63 Penan communities celebrate the completion of a series of 23 high-quality maps representing their land, culture and history
(SARAWAK / MALAYSIA) The indigenous Penan people of Sarawak in Malaysian Borneo celebrated the completion of their 15-year long community mapping effort. 23 maps contain data collected by 63 villages at a scale of 1:35‘000, covering a total area of 10’000 square kilometres in the Heart of Borneo. The maps record for the first time the local names of 7000 rivers and creeks, 1800 mountain ridges and peaks as well as a great number of cultural sites.
The maps are an important documentation of Penan culture. They include the location of over 800 poison dart trees (“Tajem” in Penan language) as well as information on wild Sago palm stands, which provide the Penan’s traditional staple food. The topographic information is complemented by oral histories and historical photographs.The maps also reflect the continuous struggle of the Penan protecting their forest lands since the 1980s. The maps are showing both the last remaining primary forest in Sarawak as well as areas ravaged by logging.
A Penan mapping team gathered the data together with the respective communities. The Bruno Manser Fund (BMF) supported their efforts with training and the necessary equipment such as GPS and a mapping drone. BMF was also in charge of the digital procession of the data and the production of the maps in close cooperation with the Penan.
Komeok Joe, the Executive Director of the Penan organization Keruan who coordinated the indigenous mapping process, stressed the importance of the maps for the Penan: “The official government maps neglected the presence of the Penan and our unique relationship with the forest. We took the initiative to contribute our knowledge about the land and are very proud of the result.”
Last week, Komeok Joe and a delegation of Penan representatives handed a set of the maps over to the Deputy Chief Minister of Sarawak, Datuk Amar Douglas Uggah Embas, as well as to the Director of Forest, Sapuan Ahmad, in Sarawak’s capital Kuching.
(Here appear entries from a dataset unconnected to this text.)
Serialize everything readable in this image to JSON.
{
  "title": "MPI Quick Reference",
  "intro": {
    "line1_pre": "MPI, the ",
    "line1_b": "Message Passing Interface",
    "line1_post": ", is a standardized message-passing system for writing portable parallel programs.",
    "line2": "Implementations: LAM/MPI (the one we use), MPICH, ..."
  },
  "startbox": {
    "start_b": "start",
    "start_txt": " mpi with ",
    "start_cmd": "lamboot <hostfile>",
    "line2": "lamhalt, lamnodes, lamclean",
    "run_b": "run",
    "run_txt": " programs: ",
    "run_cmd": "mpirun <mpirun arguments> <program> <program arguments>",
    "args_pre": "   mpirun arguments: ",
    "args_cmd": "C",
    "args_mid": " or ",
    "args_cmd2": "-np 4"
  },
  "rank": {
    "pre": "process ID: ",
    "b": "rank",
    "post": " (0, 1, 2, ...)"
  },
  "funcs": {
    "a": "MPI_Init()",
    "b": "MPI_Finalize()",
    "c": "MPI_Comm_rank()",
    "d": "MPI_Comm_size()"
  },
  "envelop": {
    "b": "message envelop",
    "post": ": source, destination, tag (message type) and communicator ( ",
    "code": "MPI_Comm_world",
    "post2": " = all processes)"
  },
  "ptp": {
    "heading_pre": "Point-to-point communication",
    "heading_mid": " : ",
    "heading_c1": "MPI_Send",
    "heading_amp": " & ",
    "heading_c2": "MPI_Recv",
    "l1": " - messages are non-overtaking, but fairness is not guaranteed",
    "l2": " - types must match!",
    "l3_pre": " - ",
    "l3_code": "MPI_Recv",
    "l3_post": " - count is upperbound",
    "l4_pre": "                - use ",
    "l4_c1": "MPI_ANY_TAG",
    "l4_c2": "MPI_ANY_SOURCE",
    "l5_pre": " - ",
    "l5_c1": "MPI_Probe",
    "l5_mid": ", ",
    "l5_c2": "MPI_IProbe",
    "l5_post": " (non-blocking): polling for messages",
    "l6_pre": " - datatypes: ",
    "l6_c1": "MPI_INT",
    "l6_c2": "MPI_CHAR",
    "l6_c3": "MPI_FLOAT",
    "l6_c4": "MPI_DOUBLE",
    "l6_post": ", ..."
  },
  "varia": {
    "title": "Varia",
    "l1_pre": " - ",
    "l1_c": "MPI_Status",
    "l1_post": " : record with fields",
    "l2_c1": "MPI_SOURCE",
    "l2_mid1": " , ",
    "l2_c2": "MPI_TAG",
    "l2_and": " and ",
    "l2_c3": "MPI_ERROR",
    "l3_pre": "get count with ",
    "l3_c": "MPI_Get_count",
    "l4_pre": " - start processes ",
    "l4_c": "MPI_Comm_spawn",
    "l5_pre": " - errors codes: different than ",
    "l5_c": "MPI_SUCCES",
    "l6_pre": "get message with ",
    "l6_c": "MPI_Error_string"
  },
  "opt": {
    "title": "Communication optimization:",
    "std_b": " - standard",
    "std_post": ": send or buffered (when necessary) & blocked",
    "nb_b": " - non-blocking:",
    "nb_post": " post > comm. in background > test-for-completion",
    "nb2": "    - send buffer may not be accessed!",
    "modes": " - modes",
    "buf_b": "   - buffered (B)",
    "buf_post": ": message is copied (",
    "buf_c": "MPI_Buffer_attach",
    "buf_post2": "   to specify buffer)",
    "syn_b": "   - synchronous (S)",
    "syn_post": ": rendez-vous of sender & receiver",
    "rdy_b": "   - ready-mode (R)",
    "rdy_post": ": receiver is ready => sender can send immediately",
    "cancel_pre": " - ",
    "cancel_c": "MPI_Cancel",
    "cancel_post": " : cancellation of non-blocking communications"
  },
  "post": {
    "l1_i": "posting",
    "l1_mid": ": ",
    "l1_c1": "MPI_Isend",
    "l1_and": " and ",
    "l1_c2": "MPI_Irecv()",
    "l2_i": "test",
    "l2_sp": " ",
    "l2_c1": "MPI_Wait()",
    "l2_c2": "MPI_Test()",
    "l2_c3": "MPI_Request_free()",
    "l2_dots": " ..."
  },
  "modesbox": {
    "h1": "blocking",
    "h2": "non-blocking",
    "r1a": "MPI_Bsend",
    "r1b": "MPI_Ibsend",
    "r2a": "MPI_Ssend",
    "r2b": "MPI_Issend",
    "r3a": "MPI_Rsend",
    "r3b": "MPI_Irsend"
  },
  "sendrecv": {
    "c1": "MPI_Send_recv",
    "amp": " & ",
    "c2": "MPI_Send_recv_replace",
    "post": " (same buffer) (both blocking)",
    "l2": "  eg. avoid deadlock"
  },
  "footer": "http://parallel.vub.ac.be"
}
Over the weekend, representatives of all 63 Penan villages and supporters celebrated the completion of the community mapping in the village of Long Lamai, in the Upper Baram area. Bian Belare, headman of Long Lamai and host of the event, explained the significance of the gathering: “It is the first time in history, that representatives from so many different Penan communities have come together to celebrate our culture and to discuss the future of our people.”
The meeting ended with the adoption of the Long Lamai Declaration, in which the community heads underlined the importance of land tenure to their livelihood and reaffirmed their determination to protect the remaining primary rainforest in the region.
Apart from documenting Penan culture, the maps can serve as a tool for future community-based land use planning and effective nature conservation. Simon Kaelin, the mapping coordinator at BMF, invited other communities to join the mapping effort of indigenous lands: “We hope the Penan maps will inspire other indigenous groups to pursue further mapping efforts and thereby document the cultural richness of Sarawak. Maps are an important tool to unite the indigenous peoples in their struggle for their ancestral land.”